A spider is sitting in the middle of one of the smallest walls in a
room and a fly is resting beside the window. What is the shortest
distance the spider would have to crawl to catch the fly?
Use the interactivity to listen to the bells ringing a pattern. Now
it's your turn! Play one of the bells yourself. How do you know
when it is your turn to ring?
A ribbon runs around a box so that it makes a complete loop with two parallel pieces of ribbon on the top. How long will the ribbon be?
Here is a solitaire type environment for you to experiment with. Which targets can you reach?
A cyclist and a runner start off simultaneously around a race track each going at a constant speed. The cyclist goes all the way around and then catches up with the runner. He then instantly turns. . . .
Use a single sheet of A4 paper and make a cylinder having the greatest possible volume. The cylinder must be closed off by a circle at each end.
Can you make sense of the charts and diagrams that are created and used by sports competitors, trainers and statisticians?
A circle rolls around the outside edge of a square so that its circumference always touches the edge of the square.
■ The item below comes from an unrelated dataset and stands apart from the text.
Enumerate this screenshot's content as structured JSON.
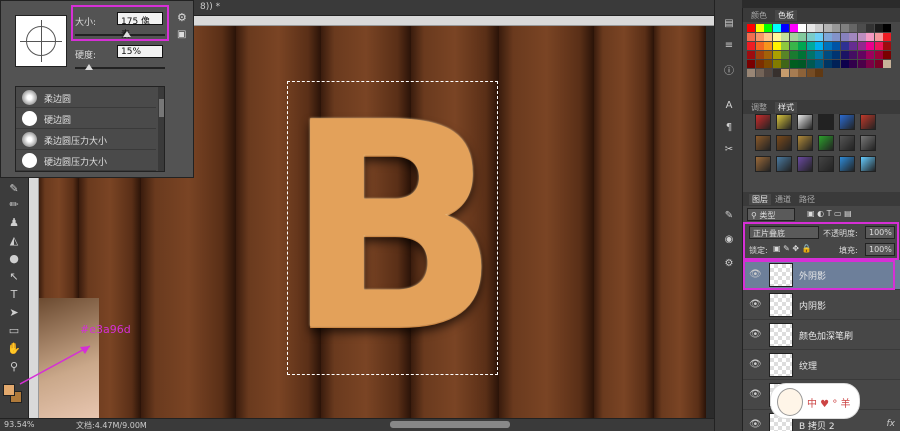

Can you describe the locus of the centre of the circle?
The reader is invited to investigate changes (or permutations) in the ringing of church bells, illustrated by braid diagrams showing the order in which the bells are rung.
A circular plate rolls in contact with the sides of a rectangular
tray. How much of its circumference comes into contact with the
sides of the tray when it rolls around one circuit?
Slide the pieces to move Khun Phaen past all the guards into the position on the right from which he can escape to freedom.
Problem solving is at the heart of the NRICH site. All the problems
give learners opportunities to learn, develop or use mathematical
concepts and skills. Read here for more information.